“The Central Arkansas regional economy has slowly improved since late 2010. While the local economy benefits from diversity and concentration of healthcare and government employment, it has yet to regain its pre-recession trajectory,” Collins said.
Output growth in the U.S. has been very good over the last two quarters. This coupled with relatively strong employment growth has reduced the economic concerns of U.S. households and businesses.
The unemployment rate has steadily declined since reaching a seasonally adjusted peak in October 2010 of 10%. The current rate stands at 5.8%. This is still well above what most economists historically consider the “full employment” unemployment rate of 4%.
However, the better job numbers have not resulted in clear gains in consumer confidence.
“Despite the positive employment data public opinion polls continue to show most Americans are concerned about the direction of the U.S. economy and generally dissatisfied with policies coming out of the federal government,” Collins noted.
Other national economic notes from Collins’ included:
• Despite persistently high unemployment rates, consumer spending has picked up since the first two months of the year. Real retail and food service sales grew at an annualized rate of 2.6% in September. Again, lower gas prices are increasing household buying power. This unexpected windfall is likely to impact holiday sales. Look for a better than expected retail season in the fourth quarter.
• The economic outlook is unlikely to be impacted by governmental policy choices given Republican control of the legislative branch and Democrat control of the executive. Factors likely to have significant impact include reduced monetary stimulus offset by lower petroleum prices, the net of which remains to be seen.

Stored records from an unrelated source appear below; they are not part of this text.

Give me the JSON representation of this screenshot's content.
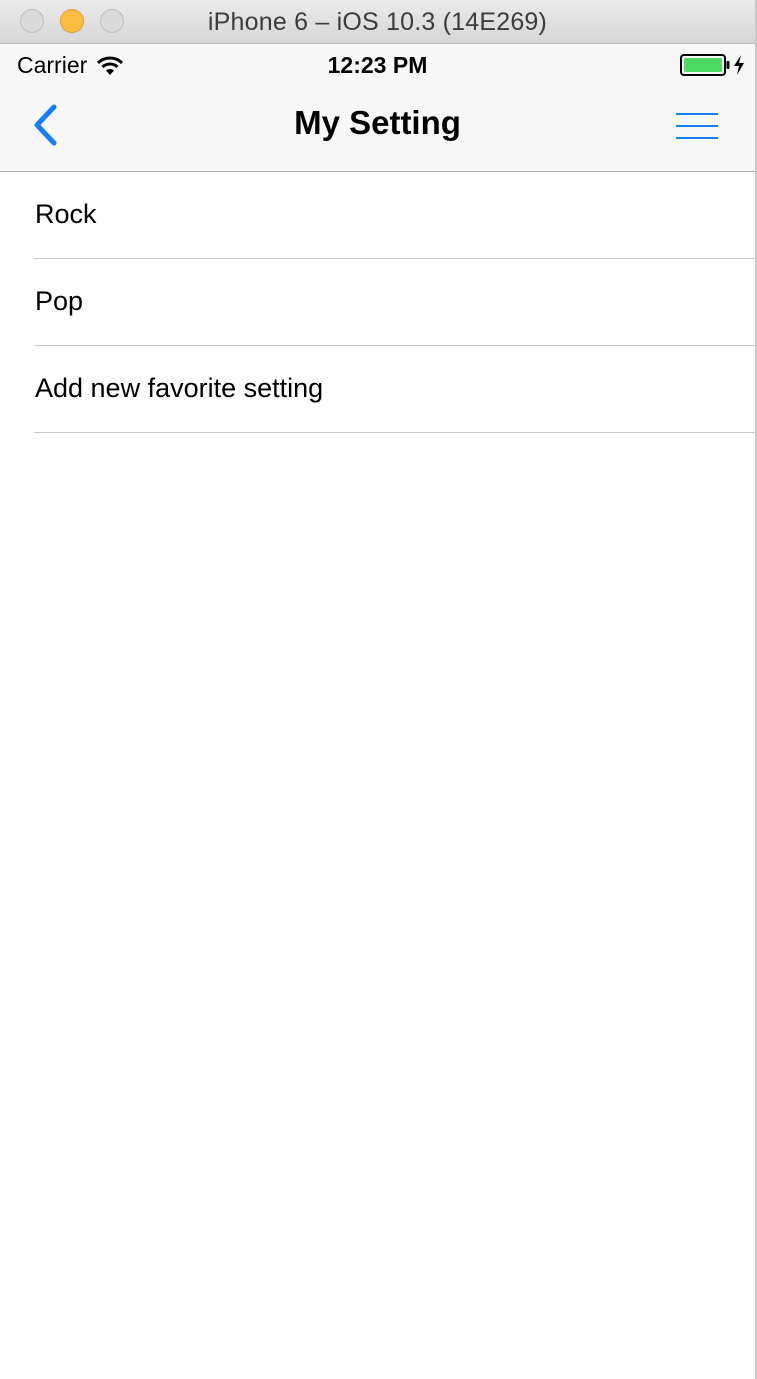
{
  "window": {
    "title": "iPhone 6 – iOS 10.3 (14E269)"
  },
  "status_bar": {
    "carrier": "Carrier",
    "time": "12:23 PM",
    "battery_color": "#4cd964"
  },
  "nav_bar": {
    "title": "My Setting",
    "back_icon": "chevron-left-icon",
    "menu_icon": "hamburger-menu-icon",
    "tint_color": "#157efb"
  },
  "table": {
    "rows": [
      {
        "label": "Rock"
      },
      {
        "label": "Pop"
      },
      {
        "label": "Add new favorite setting"
      }
    ]
  }
}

• Ironically one man’s silver lining is another man’s cloud. Low oil prices will negatively impact oil producing regions of the U.S. as well as returns for energy companies. The rapid growth of shale oil in places like the Dakotas is likely to slow as the local economy experiences the primary hazard of a commodity-based economy—falling prices.

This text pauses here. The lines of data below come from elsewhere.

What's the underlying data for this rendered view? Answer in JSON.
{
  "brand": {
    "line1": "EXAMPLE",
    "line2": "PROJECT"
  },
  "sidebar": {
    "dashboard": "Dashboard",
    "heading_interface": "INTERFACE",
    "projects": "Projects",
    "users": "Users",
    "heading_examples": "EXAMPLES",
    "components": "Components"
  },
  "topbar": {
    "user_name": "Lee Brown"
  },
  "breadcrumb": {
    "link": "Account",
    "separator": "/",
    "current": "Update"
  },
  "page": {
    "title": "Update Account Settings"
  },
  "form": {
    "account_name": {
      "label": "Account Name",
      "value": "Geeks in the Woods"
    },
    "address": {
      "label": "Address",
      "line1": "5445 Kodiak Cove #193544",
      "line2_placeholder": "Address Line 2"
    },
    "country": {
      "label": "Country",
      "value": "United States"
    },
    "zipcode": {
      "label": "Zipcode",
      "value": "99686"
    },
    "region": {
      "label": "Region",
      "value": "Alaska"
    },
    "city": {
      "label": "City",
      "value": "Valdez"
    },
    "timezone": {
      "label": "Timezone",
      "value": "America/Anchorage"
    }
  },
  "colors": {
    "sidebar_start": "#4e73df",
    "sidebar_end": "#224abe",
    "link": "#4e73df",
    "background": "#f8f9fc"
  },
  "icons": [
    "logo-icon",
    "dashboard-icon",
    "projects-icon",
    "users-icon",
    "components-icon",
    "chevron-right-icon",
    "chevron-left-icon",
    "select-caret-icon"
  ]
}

• Consumers, on the other hand, are likely to return to larger and more powerful cars and trucks, a clear boon for automobile manufacturers.
• The U.S. economy remains heavily dependent on the consumer. It remains to be seen if consumers will maintain purchasing at current levels with persistently high unemployment and modest wage growth.
REGIONAL GRADE HISTORY
FORT SMITH REGION – Fort Smith regional economy
3Q 2014: C+
2Q 2014: C
1Q 2014: C
4Q 2013: C+
3Q 2013: C+
2Q 2013: C
1Q 2013: C-
4Q 2012: C
3Q 2012: C-
2Q 2012: C-
1Q 2012: C-
4Q 2011: C-
3Q 2011: C
2Q 2011: C
1Q 2011: C-
4Q 2010: C-/D+
3Q 2010: C-
2Q 2010: C-
1Q 2010: C-
4Q 2009: D
3Q 2009: D
2Q 2009: D-
1Q 2009: D+
NORTHWEST ARKANSAS – Northwest Arkansas regional economy
3Q 2014: B+
2Q 2014: B
1Q 2014: B-
4Q 2013: B+
3Q 2013: B+
2Q 2013: B
1Q 2013: B
4Q 2012: C
3Q 2012: B+
2Q 2012: B-
1Q 2012: B-
CENTRAL ARKANSAS – Central Arkansas regional economy
3Q 2014: C
2Q 2014: C
1Q 2014: C-
4Q 2013: C-
3Q 2013: C-
2Q 2013: C-
1Q 2013: C-
4Q 2012: B-
3Q 2012: C-
2Q 2012: C+
1Q 2012: C-
DATA AND REPORT DOCUMENTS
Link here for the raw data used to prepare The Compass Report for the three metro areas.
Link here for more narrative about regional and national economic conditions.
UNDERSTANDING THE COMPASS REPORT GRADES
A key factor in understanding The Compass is in understanding the “grading” approach used to measure the current and leading economic indicators.
The strategy is to place the most recent data in historical context. Average values for the percent change over the referenced time period were calculated, as were standard deviations for each measure.
The more similar current values are to historic averages the more likely the indicator grade is to be a “C.”
The farther away the observed value, as measured by the standard deviation of the data, the more divergent the grade from “C.” In other words, “C” reflects no change in economic activity. The grades “B” or “A” indicate improvement above the historical average, and “D” and “F” indicate a decline in economic activity compared to the historical average.